A marking scheme used during the current promotions interviews by the Teachers Service Commission, TSC, has been criticized for being unfair to teachers from ‘small’ schools. The marking scheme at our disposal seems to be favoring teachers from ‘big’ schools that are known for producing better results at the Kenya Certificate of Secondary Education (KCSE) examinations.
For instance, if your mean has been low in the last three years then you will score poorly during the interviews. The maximum mark for a teacher with a mean of 11 (A- minus) and above has been set at 20. Whereas a teacher with a mean of below 2 (D- minus) will be awarded one mark only.
Another scoring area is the improvement index; with teachers who have recorded a positive improvement of 2 and above garnering 20 marks.
The Commission is currently carrying out interview sessions for the about 33,000 shortlisted teachers.
Kenya Union of Post Primary Education Teachers, Kuppet, has come out to castigate TSC for sidelining some administrators in the ongoing promotions.
“We also draw your attention to the apparent discriminative procedures the Commission
has instituted against some principals, deputy principals and senior masters who merit on
the basis of their qualifications. Initially, we received complaints from members who
faced difficulties applying for the promotions via the TSC portal. We brought the matter
to the attention of your officers, who attributed it to a system glitch.” Says Kuppet Secretary General Akelo Misori.
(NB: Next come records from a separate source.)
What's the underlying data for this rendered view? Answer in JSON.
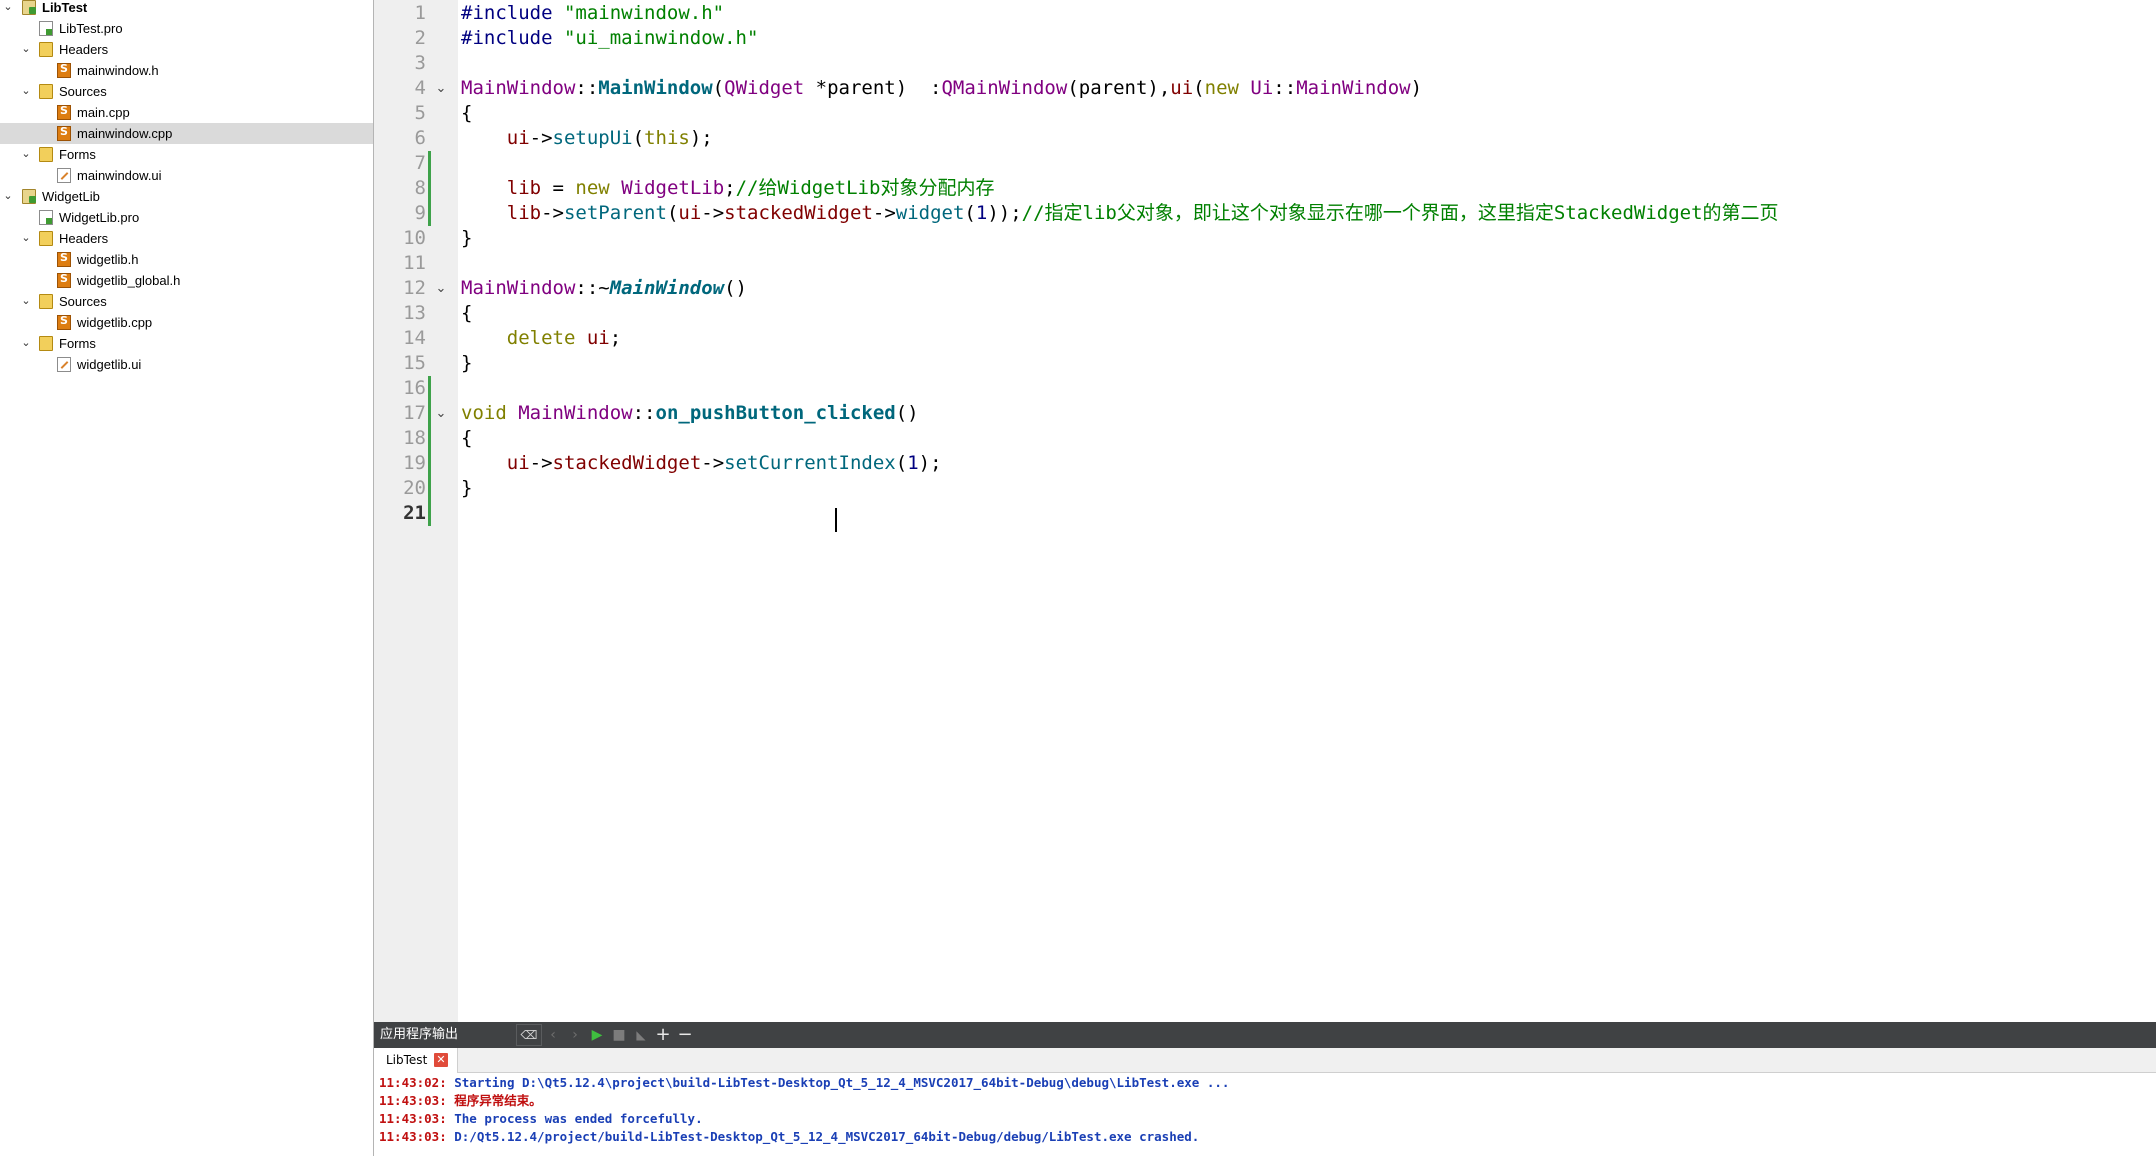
{
  "project_tree": {
    "items": [
      {
        "label": "LibTest",
        "icon": "project-icon",
        "expanded": true,
        "bold": true
      },
      {
        "label": "LibTest.pro",
        "icon": "pro-file-icon"
      },
      {
        "label": "Headers",
        "icon": "headers-folder-icon",
        "expanded": true
      },
      {
        "label": "mainwindow.h",
        "icon": "header-file-icon"
      },
      {
        "label": "Sources",
        "icon": "sources-folder-icon",
        "expanded": true
      },
      {
        "label": "main.cpp",
        "icon": "source-file-icon"
      },
      {
        "label": "mainwindow.cpp",
        "icon": "source-file-icon",
        "selected": true
      },
      {
        "label": "Forms",
        "icon": "forms-folder-icon",
        "expanded": true
      },
      {
        "label": "mainwindow.ui",
        "icon": "ui-file-icon"
      },
      {
        "label": "WidgetLib",
        "icon": "project-icon",
        "expanded": true
      },
      {
        "label": "WidgetLib.pro",
        "icon": "pro-file-icon"
      },
      {
        "label": "Headers",
        "icon": "headers-folder-icon",
        "expanded": true
      },
      {
        "label": "widgetlib.h",
        "icon": "header-file-icon"
      },
      {
        "label": "widgetlib_global.h",
        "icon": "header-file-icon"
      },
      {
        "label": "Sources",
        "icon": "sources-folder-icon",
        "expanded": true
      },
      {
        "label": "widgetlib.cpp",
        "icon": "source-file-icon"
      },
      {
        "label": "Forms",
        "icon": "forms-folder-icon",
        "expanded": true
      },
      {
        "label": "widgetlib.ui",
        "icon": "ui-file-icon"
      }
    ]
  },
  "editor": {
    "current_line": 21,
    "lines": [
      [
        [
          "pp",
          "#include "
        ],
        [
          "str",
          "\"mainwindow.h\""
        ]
      ],
      [
        [
          "pp",
          "#include "
        ],
        [
          "str",
          "\"ui_mainwindow.h\""
        ]
      ],
      [],
      [
        [
          "typ",
          "MainWindow"
        ],
        [
          "",
          "::"
        ],
        [
          "fndef",
          "MainWindow"
        ],
        [
          "",
          "("
        ],
        [
          "typ",
          "QWidget"
        ],
        [
          "",
          " *parent)  :"
        ],
        [
          "typ",
          "QMainWindow"
        ],
        [
          "",
          "(parent),"
        ],
        [
          "mem",
          "ui"
        ],
        [
          "",
          "("
        ],
        [
          "kw",
          "new"
        ],
        [
          "",
          " "
        ],
        [
          "typ",
          "Ui"
        ],
        [
          "",
          "::"
        ],
        [
          "typ",
          "MainWindow"
        ],
        [
          "",
          ")"
        ]
      ],
      [
        [
          "",
          "{"
        ]
      ],
      [
        [
          "",
          "    "
        ],
        [
          "mem",
          "ui"
        ],
        [
          "",
          "->"
        ],
        [
          "fn",
          "setupUi"
        ],
        [
          "",
          "("
        ],
        [
          "kw",
          "this"
        ],
        [
          "",
          ");"
        ]
      ],
      [],
      [
        [
          "",
          "    "
        ],
        [
          "mem",
          "lib"
        ],
        [
          "",
          " = "
        ],
        [
          "kw",
          "new"
        ],
        [
          "",
          " "
        ],
        [
          "typ",
          "WidgetLib"
        ],
        [
          "",
          ";"
        ],
        [
          "cmt",
          "//给WidgetLib对象分配内存"
        ]
      ],
      [
        [
          "",
          "    "
        ],
        [
          "mem",
          "lib"
        ],
        [
          "",
          "->"
        ],
        [
          "fn",
          "setParent"
        ],
        [
          "",
          "("
        ],
        [
          "mem",
          "ui"
        ],
        [
          "",
          "->"
        ],
        [
          "mem",
          "stackedWidget"
        ],
        [
          "",
          "->"
        ],
        [
          "fn",
          "widget"
        ],
        [
          "",
          "("
        ],
        [
          "num",
          "1"
        ],
        [
          "",
          "));"
        ],
        [
          "cmt",
          "//指定lib父对象，即让这个对象显示在哪一个界面，这里指定StackedWidget的第二页"
        ]
      ],
      [
        [
          "",
          "}"
        ]
      ],
      [],
      [
        [
          "typ",
          "MainWindow"
        ],
        [
          "",
          "::~"
        ],
        [
          "fnit",
          "MainWindow"
        ],
        [
          "",
          "()"
        ]
      ],
      [
        [
          "",
          "{"
        ]
      ],
      [
        [
          "",
          "    "
        ],
        [
          "kw",
          "delete"
        ],
        [
          "",
          " "
        ],
        [
          "mem",
          "ui"
        ],
        [
          "",
          ";"
        ]
      ],
      [
        [
          "",
          "}"
        ]
      ],
      [],
      [
        [
          "kw",
          "void"
        ],
        [
          "",
          " "
        ],
        [
          "typ",
          "MainWindow"
        ],
        [
          "",
          "::"
        ],
        [
          "fndef",
          "on_pushButton_clicked"
        ],
        [
          "",
          "()"
        ]
      ],
      [
        [
          "",
          "{"
        ]
      ],
      [
        [
          "",
          "    "
        ],
        [
          "mem",
          "ui"
        ],
        [
          "",
          "->"
        ],
        [
          "mem",
          "stackedWidget"
        ],
        [
          "",
          "->"
        ],
        [
          "fn",
          "setCurrentIndex"
        ],
        [
          "",
          "("
        ],
        [
          "num",
          "1"
        ],
        [
          "",
          ");"
        ]
      ],
      [
        [
          "",
          "}"
        ]
      ],
      []
    ],
    "fold_markers": [
      4,
      12,
      17
    ]
  },
  "output_pane": {
    "title": "应用程序输出",
    "tab_label": "LibTest",
    "log": [
      {
        "time": "11:43:02:",
        "text": " Starting D:\\Qt5.12.4\\project\\build-LibTest-Desktop_Qt_5_12_4_MSVC2017_64bit-Debug\\debug\\LibTest.exe ...",
        "color": "blue"
      },
      {
        "time": "11:43:03:",
        "text": " 程序异常结束。",
        "color": "red"
      },
      {
        "time": "11:43:03:",
        "text": " The process was ended forcefully.",
        "color": "blue"
      },
      {
        "time": "11:43:03:",
        "text": " D:/Qt5.12.4/project/build-LibTest-Desktop_Qt_5_12_4_MSVC2017_64bit-Debug/debug/LibTest.exe crashed.",
        "color": "blue"
      }
    ]
  },
  "colors": {
    "log_blue": "#1a3fb5",
    "log_red": "#c01010",
    "change_bar": "#3ea24a",
    "gutter": "#efefef",
    "toolbar": "#404244"
  }
}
In a protest letter sent to TSC, Akelo says many administrators currently serving in sub-county schools were blocked from applying for promotion to head extra-county and national schools. Those who managed to apply have not been short-listed for interviews.
In addition, the Career Progression Guidelines, CPG, being used for the interviews have placed substantial weight on the status of schools where the applicants serve. It is obvious that county and sub-county schools cannot compete fairly with the well-established ones.
A glaring difference between the two categories of schools is in the entry qualifications for their Form One intakes. However, the vast majority of Kenyan students and teachers
(including principals) are based in these county and sub-county schools.
The Kenya National Union of Teachers, Knut, has been opposing the CPG and has engaged the Commission in court battles.
Also given a raw deal are teachers with higher qualifications as their papers have been rendered useless.
“Unless this system is changed, many qualified teachers-including those with post-graduate qualifications might not get their deserved promotion. This policy will also balkanize Kenya, given the inequalities in economic development across the country.” Misori adds.
Equally affected are teachers serving in Teachers Training Colleges (TTCs) have been systematically sidelined from these promotions. This is because the Scoring in heavily weighted on the applicant’s marks under the Teacher Performance Appraisal and Development, TPAD, appraisal tool.